Recorded information>
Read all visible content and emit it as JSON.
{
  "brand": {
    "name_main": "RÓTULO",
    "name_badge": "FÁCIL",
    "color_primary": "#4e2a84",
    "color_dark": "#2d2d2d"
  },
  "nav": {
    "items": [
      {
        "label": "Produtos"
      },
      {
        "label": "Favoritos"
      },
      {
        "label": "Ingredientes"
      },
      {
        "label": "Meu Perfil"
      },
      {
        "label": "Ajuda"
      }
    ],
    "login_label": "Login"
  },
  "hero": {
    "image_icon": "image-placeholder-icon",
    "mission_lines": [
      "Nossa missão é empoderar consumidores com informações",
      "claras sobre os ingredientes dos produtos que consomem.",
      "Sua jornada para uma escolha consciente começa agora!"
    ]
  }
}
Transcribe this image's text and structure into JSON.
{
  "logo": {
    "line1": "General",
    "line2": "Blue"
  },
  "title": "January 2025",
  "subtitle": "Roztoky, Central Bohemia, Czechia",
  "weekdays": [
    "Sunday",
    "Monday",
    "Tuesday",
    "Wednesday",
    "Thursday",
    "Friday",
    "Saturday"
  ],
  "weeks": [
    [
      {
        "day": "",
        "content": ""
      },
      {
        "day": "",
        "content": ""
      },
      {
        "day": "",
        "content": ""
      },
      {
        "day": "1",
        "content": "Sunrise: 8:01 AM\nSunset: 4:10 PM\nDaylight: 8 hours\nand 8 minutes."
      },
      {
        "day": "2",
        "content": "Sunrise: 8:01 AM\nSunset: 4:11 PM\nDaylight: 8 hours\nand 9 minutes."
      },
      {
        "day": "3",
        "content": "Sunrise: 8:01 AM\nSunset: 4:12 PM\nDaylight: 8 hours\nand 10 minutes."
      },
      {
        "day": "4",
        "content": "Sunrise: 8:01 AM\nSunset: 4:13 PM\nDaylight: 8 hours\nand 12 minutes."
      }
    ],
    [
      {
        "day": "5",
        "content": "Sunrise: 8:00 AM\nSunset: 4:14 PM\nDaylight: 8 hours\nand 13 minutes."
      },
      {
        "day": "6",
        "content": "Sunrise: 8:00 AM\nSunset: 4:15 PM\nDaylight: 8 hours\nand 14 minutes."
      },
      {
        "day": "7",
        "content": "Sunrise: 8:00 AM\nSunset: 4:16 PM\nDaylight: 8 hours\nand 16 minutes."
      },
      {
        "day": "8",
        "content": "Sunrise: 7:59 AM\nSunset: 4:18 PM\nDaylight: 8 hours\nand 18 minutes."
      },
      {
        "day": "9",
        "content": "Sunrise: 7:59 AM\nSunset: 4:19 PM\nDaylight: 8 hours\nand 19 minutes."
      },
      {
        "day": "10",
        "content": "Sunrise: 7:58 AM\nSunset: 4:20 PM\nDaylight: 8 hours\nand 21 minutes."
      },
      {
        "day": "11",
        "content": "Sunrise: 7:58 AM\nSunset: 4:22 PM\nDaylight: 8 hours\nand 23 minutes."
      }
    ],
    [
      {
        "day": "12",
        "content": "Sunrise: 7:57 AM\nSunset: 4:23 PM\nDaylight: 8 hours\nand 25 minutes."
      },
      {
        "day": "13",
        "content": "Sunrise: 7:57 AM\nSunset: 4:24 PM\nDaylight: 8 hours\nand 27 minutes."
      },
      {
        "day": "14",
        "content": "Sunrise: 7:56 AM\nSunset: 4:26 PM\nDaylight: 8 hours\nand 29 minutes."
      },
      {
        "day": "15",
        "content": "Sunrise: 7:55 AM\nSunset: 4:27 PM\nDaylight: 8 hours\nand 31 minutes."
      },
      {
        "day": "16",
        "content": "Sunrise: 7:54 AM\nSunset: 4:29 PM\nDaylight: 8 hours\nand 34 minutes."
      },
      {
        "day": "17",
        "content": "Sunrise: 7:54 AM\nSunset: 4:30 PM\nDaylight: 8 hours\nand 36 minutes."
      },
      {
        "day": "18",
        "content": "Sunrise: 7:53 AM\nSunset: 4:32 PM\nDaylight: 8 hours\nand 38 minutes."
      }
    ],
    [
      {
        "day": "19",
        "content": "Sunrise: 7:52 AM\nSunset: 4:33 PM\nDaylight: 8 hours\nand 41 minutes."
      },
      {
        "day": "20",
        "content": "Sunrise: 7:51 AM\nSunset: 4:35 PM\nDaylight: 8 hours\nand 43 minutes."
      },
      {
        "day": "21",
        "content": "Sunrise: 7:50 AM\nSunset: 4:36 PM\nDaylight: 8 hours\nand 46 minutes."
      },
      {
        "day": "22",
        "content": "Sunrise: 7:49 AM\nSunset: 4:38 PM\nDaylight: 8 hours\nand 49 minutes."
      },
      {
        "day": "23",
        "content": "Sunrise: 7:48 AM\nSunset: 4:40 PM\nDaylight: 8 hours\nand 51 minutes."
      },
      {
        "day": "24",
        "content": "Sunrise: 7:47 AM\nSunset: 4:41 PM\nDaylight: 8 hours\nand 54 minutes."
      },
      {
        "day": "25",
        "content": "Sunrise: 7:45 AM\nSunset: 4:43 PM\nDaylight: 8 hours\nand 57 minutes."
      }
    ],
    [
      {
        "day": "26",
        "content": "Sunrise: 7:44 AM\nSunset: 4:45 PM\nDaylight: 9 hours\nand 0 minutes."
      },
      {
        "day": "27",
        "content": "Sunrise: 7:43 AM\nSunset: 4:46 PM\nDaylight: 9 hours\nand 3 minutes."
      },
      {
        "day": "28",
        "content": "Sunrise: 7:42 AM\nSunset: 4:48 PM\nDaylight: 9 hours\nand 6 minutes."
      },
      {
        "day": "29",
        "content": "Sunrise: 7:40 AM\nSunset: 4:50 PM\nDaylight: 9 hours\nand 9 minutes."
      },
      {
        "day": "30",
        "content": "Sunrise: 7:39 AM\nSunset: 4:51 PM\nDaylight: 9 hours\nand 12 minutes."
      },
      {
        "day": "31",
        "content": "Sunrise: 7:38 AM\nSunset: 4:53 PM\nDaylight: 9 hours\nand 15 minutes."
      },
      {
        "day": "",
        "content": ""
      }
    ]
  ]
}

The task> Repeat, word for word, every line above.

Answer space>
Read all visible content and emit it as JSON.
{
  "brand": {
    "name_main": "RÓTULO",
    "name_badge": "FÁCIL",
    "color_primary": "#4e2a84",
    "color_dark": "#2d2d2d"
  },
  "nav": {
    "items": [
      {
        "label": "Produtos"
      },
      {
        "label": "Favoritos"
      },
      {
        "label": "Ingredientes"
      },
      {
        "label": "Meu Perfil"
      },
      {
        "label": "Ajuda"
      }
    ],
    "login_label": "Login"
  },
  "hero": {
    "image_icon": "image-placeholder-icon",
    "mission_lines": [
      "Nossa missão é empoderar consumidores com informações",
      "claras sobre os ingredientes dos produtos que consomem.",
      "Sua jornada para uma escolha consciente começa agora!"
    ]
  }
}
Transcribe this image's text and structure into JSON.
{
  "logo": {
    "line1": "General",
    "line2": "Blue"
  },
  "title": "January 2025",
  "subtitle": "Roztoky, Central Bohemia, Czechia",
  "weekdays": [
    "Sunday",
    "Monday",
    "Tuesday",
    "Wednesday",
    "Thursday",
    "Friday",
    "Saturday"
  ],
  "weeks": [
    [
      {
        "day": "",
        "content": ""
      },
      {
        "day": "",
        "content": ""
      },
      {
        "day": "",
        "content": ""
      },
      {
        "day": "1",
        "content": "Sunrise: 8:01 AM\nSunset: 4:10 PM\nDaylight: 8 hours\nand 8 minutes."
      },
      {
        "day": "2",
        "content": "Sunrise: 8:01 AM\nSunset: 4:11 PM\nDaylight: 8 hours\nand 9 minutes."
      },
      {
        "day": "3",
        "content": "Sunrise: 8:01 AM\nSunset: 4:12 PM\nDaylight: 8 hours\nand 10 minutes."
      },
      {
        "day": "4",
        "content": "Sunrise: 8:01 AM\nSunset: 4:13 PM\nDaylight: 8 hours\nand 12 minutes."
      }
    ],
    [
      {
        "day": "5",
        "content": "Sunrise: 8:00 AM\nSunset: 4:14 PM\nDaylight: 8 hours\nand 13 minutes."
      },
      {
        "day": "6",
        "content": "Sunrise: 8:00 AM\nSunset: 4:15 PM\nDaylight: 8 hours\nand 14 minutes."
      },
      {
        "day": "7",
        "content": "Sunrise: 8:00 AM\nSunset: 4:16 PM\nDaylight: 8 hours\nand 16 minutes."
      },
      {
        "day": "8",
        "content": "Sunrise: 7:59 AM\nSunset: 4:18 PM\nDaylight: 8 hours\nand 18 minutes."
      },
      {
        "day": "9",
        "content": "Sunrise: 7:59 AM\nSunset: 4:19 PM\nDaylight: 8 hours\nand 19 minutes."
      },
      {
        "day": "10",
        "content": "Sunrise: 7:58 AM\nSunset: 4:20 PM\nDaylight: 8 hours\nand 21 minutes."
      },
      {
        "day": "11",
        "content": "Sunrise: 7:58 AM\nSunset: 4:22 PM\nDaylight: 8 hours\nand 23 minutes."
      }
    ],
    [
      {
        "day": "12",
        "content": "Sunrise: 7:57 AM\nSunset: 4:23 PM\nDaylight: 8 hours\nand 25 minutes."
      },
      {
        "day": "13",
        "content": "Sunrise: 7:57 AM\nSunset: 4:24 PM\nDaylight: 8 hours\nand 27 minutes."
      },
      {
        "day": "14",
        "content": "Sunrise: 7:56 AM\nSunset: 4:26 PM\nDaylight: 8 hours\nand 29 minutes."
      },
      {
        "day": "15",
        "content": "Sunrise: 7:55 AM\nSunset: 4:27 PM\nDaylight: 8 hours\nand 31 minutes."
      },
      {
        "day": "16",
        "content": "Sunrise: 7:54 AM\nSunset: 4:29 PM\nDaylight: 8 hours\nand 34 minutes."
      },
      {
        "day": "17",
        "content": "Sunrise: 7:54 AM\nSunset: 4:30 PM\nDaylight: 8 hours\nand 36 minutes."
      },
      {
        "day": "18",
        "content": "Sunrise: 7:53 AM\nSunset: 4:32 PM\nDaylight: 8 hours\nand 38 minutes."
      }
    ],
    [
      {
        "day": "19",
        "content": "Sunrise: 7:52 AM\nSunset: 4:33 PM\nDaylight: 8 hours\nand 41 minutes."
      },
      {
        "day": "20",
        "content": "Sunrise: 7:51 AM\nSunset: 4:35 PM\nDaylight: 8 hours\nand 43 minutes."
      },
      {
        "day": "21",
        "content": "Sunrise: 7:50 AM\nSunset: 4:36 PM\nDaylight: 8 hours\nand 46 minutes."
      },
      {
        "day": "22",
        "content": "Sunrise: 7:49 AM\nSunset: 4:38 PM\nDaylight: 8 hours\nand 49 minutes."
      },
      {
        "day": "23",
        "content": "Sunrise: 7:48 AM\nSunset: 4:40 PM\nDaylight: 8 hours\nand 51 minutes."
      },
      {
        "day": "24",
        "content": "Sunrise: 7:47 AM\nSunset: 4:41 PM\nDaylight: 8 hours\nand 54 minutes."
      },
      {
        "day": "25",
        "content": "Sunrise: 7:45 AM\nSunset: 4:43 PM\nDaylight: 8 hours\nand 57 minutes."
      }
    ],
    [
      {
        "day": "26",
        "content": "Sunrise: 7:44 AM\nSunset: 4:45 PM\nDaylight: 9 hours\nand 0 minutes."
      },
      {
        "day": "27",
        "content": "Sunrise: 7:43 AM\nSunset: 4:46 PM\nDaylight: 9 hours\nand 3 minutes."
      },
      {
        "day": "28",
        "content": "Sunrise: 7:42 AM\nSunset: 4:48 PM\nDaylight: 9 hours\nand 6 minutes."
      },
      {
        "day": "29",
        "content": "Sunrise: 7:40 AM\nSunset: 4:50 PM\nDaylight: 9 hours\nand 9 minutes."
      },
      {
        "day": "30",
        "content": "Sunrise: 7:39 AM\nSunset: 4:51 PM\nDaylight: 9 hours\nand 12 minutes."
      },
      {
        "day": "31",
        "content": "Sunrise: 7:38 AM\nSunset: 4:53 PM\nDaylight: 9 hours\nand 15 minutes."
      },
      {
        "day": "",
        "content": ""
      }
    ]
  ]
}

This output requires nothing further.